START Records supplied

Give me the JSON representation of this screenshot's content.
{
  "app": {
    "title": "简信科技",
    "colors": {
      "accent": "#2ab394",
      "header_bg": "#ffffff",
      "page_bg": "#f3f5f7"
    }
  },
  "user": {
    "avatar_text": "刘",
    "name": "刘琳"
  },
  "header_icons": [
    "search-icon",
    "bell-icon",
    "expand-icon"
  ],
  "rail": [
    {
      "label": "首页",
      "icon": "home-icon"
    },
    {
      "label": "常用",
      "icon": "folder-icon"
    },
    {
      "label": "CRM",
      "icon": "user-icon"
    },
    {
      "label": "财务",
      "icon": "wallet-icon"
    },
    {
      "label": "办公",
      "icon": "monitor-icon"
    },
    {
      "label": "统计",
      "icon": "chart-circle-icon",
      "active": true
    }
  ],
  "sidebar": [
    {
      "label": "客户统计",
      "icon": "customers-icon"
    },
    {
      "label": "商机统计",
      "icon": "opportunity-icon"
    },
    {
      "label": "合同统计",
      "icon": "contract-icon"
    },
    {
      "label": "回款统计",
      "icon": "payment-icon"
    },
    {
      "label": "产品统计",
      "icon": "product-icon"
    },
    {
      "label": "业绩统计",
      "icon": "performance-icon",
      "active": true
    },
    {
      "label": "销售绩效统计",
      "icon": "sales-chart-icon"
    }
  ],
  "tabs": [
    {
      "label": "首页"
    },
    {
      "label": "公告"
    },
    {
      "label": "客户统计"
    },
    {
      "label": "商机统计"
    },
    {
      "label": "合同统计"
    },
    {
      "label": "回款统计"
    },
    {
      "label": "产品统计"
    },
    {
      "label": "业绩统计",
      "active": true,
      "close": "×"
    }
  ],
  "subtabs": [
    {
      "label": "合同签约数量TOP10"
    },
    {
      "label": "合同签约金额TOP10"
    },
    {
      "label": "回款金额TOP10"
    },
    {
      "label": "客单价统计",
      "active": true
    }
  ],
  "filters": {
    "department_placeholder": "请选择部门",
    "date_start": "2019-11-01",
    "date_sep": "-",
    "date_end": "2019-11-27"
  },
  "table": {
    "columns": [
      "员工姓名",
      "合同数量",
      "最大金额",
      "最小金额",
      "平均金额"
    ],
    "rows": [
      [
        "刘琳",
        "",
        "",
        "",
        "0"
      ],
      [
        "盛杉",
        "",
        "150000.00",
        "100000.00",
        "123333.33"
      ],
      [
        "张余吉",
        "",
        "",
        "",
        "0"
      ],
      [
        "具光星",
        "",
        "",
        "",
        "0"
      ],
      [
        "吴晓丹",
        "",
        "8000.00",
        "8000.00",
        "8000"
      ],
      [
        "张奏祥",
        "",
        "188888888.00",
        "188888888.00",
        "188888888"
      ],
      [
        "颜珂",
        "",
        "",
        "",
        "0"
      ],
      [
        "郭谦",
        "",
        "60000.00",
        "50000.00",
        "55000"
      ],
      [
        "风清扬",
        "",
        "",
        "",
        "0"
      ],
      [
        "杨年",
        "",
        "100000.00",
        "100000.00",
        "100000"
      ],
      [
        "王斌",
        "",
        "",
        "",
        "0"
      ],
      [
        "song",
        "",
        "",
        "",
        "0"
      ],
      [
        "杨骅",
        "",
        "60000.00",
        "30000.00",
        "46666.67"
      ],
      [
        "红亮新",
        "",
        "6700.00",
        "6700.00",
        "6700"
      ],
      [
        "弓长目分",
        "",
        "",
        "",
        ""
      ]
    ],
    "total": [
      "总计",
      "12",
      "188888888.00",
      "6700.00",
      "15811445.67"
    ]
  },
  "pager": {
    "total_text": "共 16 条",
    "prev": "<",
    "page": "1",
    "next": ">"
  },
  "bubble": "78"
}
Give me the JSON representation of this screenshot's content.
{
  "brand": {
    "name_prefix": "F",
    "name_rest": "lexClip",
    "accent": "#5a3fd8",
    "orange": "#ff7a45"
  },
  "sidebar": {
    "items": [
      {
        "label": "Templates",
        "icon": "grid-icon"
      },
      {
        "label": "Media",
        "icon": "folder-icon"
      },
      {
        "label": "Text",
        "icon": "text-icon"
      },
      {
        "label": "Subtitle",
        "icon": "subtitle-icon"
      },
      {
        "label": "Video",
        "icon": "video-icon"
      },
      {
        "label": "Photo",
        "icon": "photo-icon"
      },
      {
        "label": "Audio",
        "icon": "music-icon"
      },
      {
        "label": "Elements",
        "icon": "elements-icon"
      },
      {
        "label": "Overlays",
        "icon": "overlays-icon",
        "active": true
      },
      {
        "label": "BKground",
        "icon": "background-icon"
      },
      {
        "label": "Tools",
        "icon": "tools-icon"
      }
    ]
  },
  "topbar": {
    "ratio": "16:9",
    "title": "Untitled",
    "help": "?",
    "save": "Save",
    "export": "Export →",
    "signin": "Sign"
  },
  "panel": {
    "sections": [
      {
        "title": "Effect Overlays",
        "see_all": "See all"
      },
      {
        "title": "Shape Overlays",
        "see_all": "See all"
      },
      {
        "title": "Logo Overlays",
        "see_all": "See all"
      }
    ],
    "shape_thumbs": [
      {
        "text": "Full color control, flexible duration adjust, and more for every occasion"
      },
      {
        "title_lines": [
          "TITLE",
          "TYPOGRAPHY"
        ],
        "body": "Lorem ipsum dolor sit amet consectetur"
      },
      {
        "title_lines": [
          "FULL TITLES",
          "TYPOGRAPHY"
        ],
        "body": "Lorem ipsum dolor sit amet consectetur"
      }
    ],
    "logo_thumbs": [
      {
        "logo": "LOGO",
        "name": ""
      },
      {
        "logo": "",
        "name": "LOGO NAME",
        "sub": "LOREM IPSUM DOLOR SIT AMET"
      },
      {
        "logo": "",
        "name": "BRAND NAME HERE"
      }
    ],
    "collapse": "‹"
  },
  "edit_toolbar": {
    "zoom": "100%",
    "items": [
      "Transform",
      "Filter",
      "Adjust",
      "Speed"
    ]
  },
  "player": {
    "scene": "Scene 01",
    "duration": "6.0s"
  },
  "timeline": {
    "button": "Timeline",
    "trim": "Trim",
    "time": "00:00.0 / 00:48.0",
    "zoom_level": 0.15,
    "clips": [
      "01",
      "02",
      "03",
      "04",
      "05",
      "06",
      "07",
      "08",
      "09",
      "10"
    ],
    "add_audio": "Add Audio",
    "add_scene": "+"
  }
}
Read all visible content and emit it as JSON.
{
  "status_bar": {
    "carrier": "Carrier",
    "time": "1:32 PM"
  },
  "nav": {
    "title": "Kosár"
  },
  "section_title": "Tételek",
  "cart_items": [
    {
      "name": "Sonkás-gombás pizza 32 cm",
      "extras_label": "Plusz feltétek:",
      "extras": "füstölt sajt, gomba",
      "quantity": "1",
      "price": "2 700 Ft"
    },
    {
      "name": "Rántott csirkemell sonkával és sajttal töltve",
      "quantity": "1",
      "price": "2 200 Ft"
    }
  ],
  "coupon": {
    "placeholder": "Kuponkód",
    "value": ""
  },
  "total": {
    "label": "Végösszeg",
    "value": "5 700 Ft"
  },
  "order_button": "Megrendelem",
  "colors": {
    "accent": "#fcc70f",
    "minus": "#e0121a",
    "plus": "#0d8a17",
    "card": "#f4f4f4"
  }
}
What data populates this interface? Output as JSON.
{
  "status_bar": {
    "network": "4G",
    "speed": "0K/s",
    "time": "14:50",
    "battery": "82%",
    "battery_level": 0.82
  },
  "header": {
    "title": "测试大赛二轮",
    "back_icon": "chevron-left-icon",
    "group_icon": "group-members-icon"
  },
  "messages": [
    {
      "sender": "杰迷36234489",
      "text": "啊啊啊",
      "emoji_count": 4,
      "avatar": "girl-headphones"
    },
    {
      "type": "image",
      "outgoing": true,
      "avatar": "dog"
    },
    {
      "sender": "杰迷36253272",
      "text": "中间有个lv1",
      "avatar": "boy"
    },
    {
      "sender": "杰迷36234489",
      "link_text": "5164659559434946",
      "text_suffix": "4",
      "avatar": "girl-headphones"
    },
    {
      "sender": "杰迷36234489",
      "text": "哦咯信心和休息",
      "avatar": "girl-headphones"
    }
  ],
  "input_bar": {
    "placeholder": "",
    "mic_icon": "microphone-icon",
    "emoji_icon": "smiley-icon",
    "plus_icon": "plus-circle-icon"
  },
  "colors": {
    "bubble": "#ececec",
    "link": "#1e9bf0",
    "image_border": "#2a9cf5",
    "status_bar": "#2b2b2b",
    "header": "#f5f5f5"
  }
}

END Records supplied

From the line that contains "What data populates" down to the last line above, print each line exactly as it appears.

* _Task response_:
What data populates this interface? Output as JSON.
{
  "status_bar": {
    "network": "4G",
    "speed": "0K/s",
    "time": "14:50",
    "battery": "82%",
    "battery_level": 0.82
  },
  "header": {
    "title": "测试大赛二轮",
    "back_icon": "chevron-left-icon",
    "group_icon": "group-members-icon"
  },
  "messages": [
    {
      "sender": "杰迷36234489",
      "text": "啊啊啊",
      "emoji_count": 4,
      "avatar": "girl-headphones"
    },
    {
      "type": "image",
      "outgoing": true,
      "avatar": "dog"
    },
    {
      "sender": "杰迷36253272",
      "text": "中间有个lv1",
      "avatar": "boy"
    },
    {
      "sender": "杰迷36234489",
      "link_text": "5164659559434946",
      "text_suffix": "4",
      "avatar": "girl-headphones"
    },
    {
      "sender": "杰迷36234489",
      "text": "哦咯信心和休息",
      "avatar": "girl-headphones"
    }
  ],
  "input_bar": {
    "placeholder": "",
    "mic_icon": "microphone-icon",
    "emoji_icon": "smiley-icon",
    "plus_icon": "plus-circle-icon"
  },
  "colors": {
    "bubble": "#ececec",
    "link": "#1e9bf0",
    "image_border": "#2a9cf5",
    "status_bar": "#2b2b2b",
    "header": "#f5f5f5"
  }
}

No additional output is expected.